- PROVIDED RECORDS:

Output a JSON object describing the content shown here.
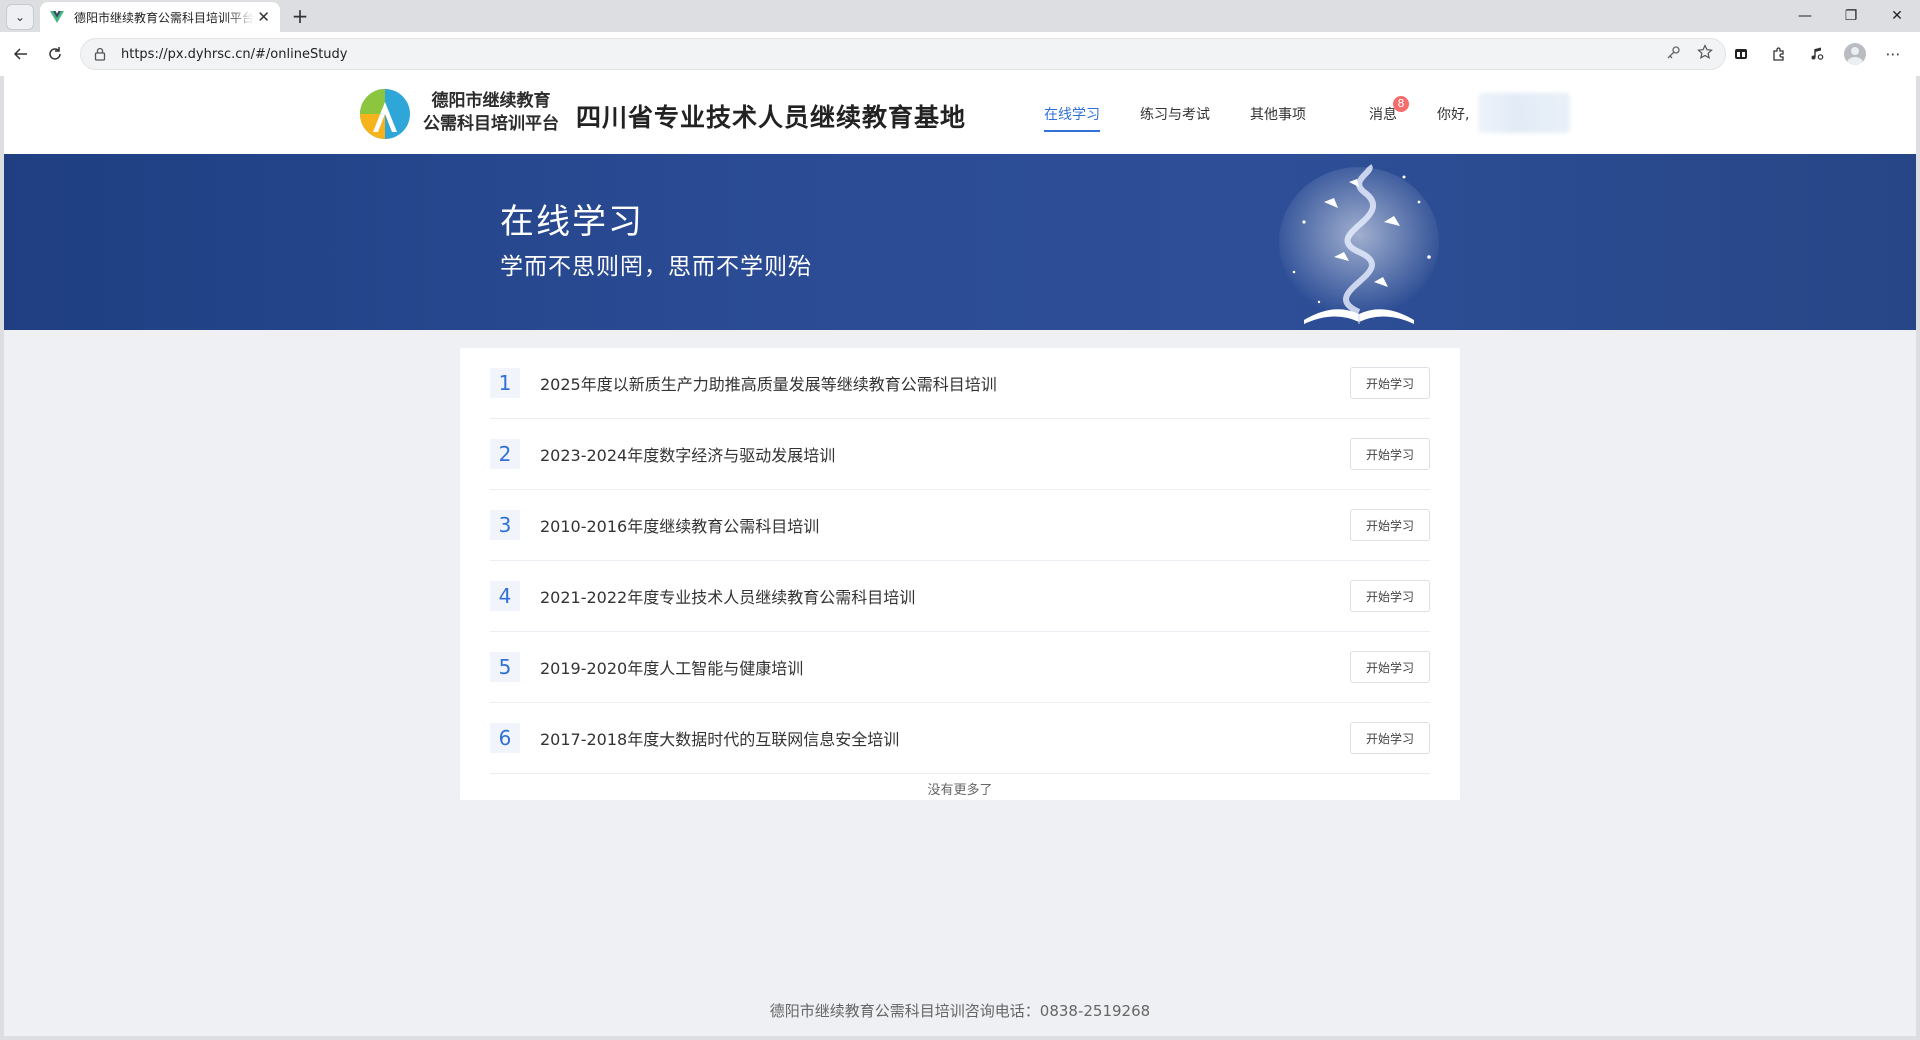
{
  "browser": {
    "tab_title": "德阳市继续教育公需科目培训平台",
    "url": "https://px.dyhrsc.cn/#/onlineStudy",
    "tab_close": "✕",
    "new_tab": "+",
    "win_minimize": "—",
    "win_restore": "❐",
    "win_close": "✕"
  },
  "header": {
    "logo_line1": "德阳市继续教育",
    "logo_line2": "公需科目培训平台",
    "site_title": "四川省专业技术人员继续教育基地",
    "nav": [
      {
        "label": "在线学习",
        "active": true
      },
      {
        "label": "练习与考试",
        "active": false
      },
      {
        "label": "其他事项",
        "active": false
      }
    ],
    "messages_label": "消息",
    "messages_count": "8",
    "greeting": "你好,"
  },
  "banner": {
    "title": "在线学习",
    "subtitle": "学而不思则罔，思而不学则殆"
  },
  "courses": [
    {
      "index": "1",
      "name": "2025年度以新质生产力助推高质量发展等继续教育公需科目培训",
      "action": "开始学习"
    },
    {
      "index": "2",
      "name": "2023-2024年度数字经济与驱动发展培训",
      "action": "开始学习"
    },
    {
      "index": "3",
      "name": "2010-2016年度继续教育公需科目培训",
      "action": "开始学习"
    },
    {
      "index": "4",
      "name": "2021-2022年度专业技术人员继续教育公需科目培训",
      "action": "开始学习"
    },
    {
      "index": "5",
      "name": "2019-2020年度人工智能与健康培训",
      "action": "开始学习"
    },
    {
      "index": "6",
      "name": "2017-2018年度大数据时代的互联网信息安全培训",
      "action": "开始学习"
    }
  ],
  "list_end_text": "没有更多了",
  "footer_text": "德阳市继续教育公需科目培训咨询电话：0838-2519268",
  "colors": {
    "accent": "#2f71d6",
    "banner": "#2b4c95",
    "badge": "#f56c6c"
  }
}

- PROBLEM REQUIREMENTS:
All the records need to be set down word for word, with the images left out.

- TASK RESPONSE:
Output a JSON object describing the content shown here.
{
  "browser": {
    "tab_title": "德阳市继续教育公需科目培训平台",
    "url": "https://px.dyhrsc.cn/#/onlineStudy",
    "tab_close": "✕",
    "new_tab": "+",
    "win_minimize": "—",
    "win_restore": "❐",
    "win_close": "✕"
  },
  "header": {
    "logo_line1": "德阳市继续教育",
    "logo_line2": "公需科目培训平台",
    "site_title": "四川省专业技术人员继续教育基地",
    "nav": [
      {
        "label": "在线学习",
        "active": true
      },
      {
        "label": "练习与考试",
        "active": false
      },
      {
        "label": "其他事项",
        "active": false
      }
    ],
    "messages_label": "消息",
    "messages_count": "8",
    "greeting": "你好,"
  },
  "banner": {
    "title": "在线学习",
    "subtitle": "学而不思则罔，思而不学则殆"
  },
  "courses": [
    {
      "index": "1",
      "name": "2025年度以新质生产力助推高质量发展等继续教育公需科目培训",
      "action": "开始学习"
    },
    {
      "index": "2",
      "name": "2023-2024年度数字经济与驱动发展培训",
      "action": "开始学习"
    },
    {
      "index": "3",
      "name": "2010-2016年度继续教育公需科目培训",
      "action": "开始学习"
    },
    {
      "index": "4",
      "name": "2021-2022年度专业技术人员继续教育公需科目培训",
      "action": "开始学习"
    },
    {
      "index": "5",
      "name": "2019-2020年度人工智能与健康培训",
      "action": "开始学习"
    },
    {
      "index": "6",
      "name": "2017-2018年度大数据时代的互联网信息安全培训",
      "action": "开始学习"
    }
  ],
  "list_end_text": "没有更多了",
  "footer_text": "德阳市继续教育公需科目培训咨询电话：0838-2519268",
  "colors": {
    "accent": "#2f71d6",
    "banner": "#2b4c95",
    "badge": "#f56c6c"
  }
}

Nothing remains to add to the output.